> _HOW TO COMPLETE THIS TASK_:
Check each line of the entries for "outline" and report the ones that have it.

START EXCERPTED RECORDS

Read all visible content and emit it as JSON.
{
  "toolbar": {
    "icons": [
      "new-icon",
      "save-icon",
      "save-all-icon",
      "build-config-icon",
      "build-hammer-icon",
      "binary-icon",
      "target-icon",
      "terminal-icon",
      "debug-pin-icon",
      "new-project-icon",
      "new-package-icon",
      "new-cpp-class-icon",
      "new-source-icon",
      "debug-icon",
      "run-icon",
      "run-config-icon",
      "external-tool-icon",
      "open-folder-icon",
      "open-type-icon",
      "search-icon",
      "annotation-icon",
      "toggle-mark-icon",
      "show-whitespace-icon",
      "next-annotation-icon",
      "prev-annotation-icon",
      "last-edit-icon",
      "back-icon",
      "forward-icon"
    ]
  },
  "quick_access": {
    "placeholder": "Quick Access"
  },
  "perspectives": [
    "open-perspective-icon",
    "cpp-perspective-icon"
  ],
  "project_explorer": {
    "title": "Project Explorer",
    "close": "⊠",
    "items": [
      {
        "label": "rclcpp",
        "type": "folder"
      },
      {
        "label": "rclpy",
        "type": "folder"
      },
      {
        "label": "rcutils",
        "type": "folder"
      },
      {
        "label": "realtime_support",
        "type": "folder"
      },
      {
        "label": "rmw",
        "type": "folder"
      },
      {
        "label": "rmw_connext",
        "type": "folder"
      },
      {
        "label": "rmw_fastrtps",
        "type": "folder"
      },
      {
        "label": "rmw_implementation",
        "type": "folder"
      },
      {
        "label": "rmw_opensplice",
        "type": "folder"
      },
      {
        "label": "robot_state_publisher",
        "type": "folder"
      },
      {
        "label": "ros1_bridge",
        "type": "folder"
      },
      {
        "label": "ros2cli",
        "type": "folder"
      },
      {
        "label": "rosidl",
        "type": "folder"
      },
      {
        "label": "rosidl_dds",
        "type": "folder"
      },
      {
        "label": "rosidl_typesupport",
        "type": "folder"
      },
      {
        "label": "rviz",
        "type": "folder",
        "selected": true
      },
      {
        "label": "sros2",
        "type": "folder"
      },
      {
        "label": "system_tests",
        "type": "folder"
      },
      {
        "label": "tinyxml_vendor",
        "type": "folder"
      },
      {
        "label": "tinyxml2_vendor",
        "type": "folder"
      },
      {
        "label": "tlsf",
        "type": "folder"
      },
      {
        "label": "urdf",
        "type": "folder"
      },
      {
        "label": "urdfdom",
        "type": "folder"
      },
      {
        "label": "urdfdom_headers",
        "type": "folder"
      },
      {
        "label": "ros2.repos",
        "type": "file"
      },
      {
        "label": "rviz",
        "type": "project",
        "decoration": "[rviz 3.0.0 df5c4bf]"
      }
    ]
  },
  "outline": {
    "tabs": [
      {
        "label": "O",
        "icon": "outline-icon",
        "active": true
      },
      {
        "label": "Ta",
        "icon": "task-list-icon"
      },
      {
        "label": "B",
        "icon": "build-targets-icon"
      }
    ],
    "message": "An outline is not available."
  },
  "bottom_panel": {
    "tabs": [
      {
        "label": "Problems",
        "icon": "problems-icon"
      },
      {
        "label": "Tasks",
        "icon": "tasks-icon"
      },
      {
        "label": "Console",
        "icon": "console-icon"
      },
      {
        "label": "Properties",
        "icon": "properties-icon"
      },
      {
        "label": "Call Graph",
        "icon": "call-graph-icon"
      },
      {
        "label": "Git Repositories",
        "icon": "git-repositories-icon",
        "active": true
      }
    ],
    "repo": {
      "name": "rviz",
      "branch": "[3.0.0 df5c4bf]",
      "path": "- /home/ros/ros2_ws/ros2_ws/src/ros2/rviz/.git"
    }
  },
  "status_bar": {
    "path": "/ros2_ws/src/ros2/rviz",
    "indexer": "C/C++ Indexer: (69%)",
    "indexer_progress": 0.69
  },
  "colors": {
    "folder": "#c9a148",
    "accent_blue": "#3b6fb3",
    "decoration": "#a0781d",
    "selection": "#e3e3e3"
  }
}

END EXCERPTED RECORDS

> _REPLY TO THE TASK_:
  "outline": {
        "icon": "outline-icon",
    "message": "An outline is not available."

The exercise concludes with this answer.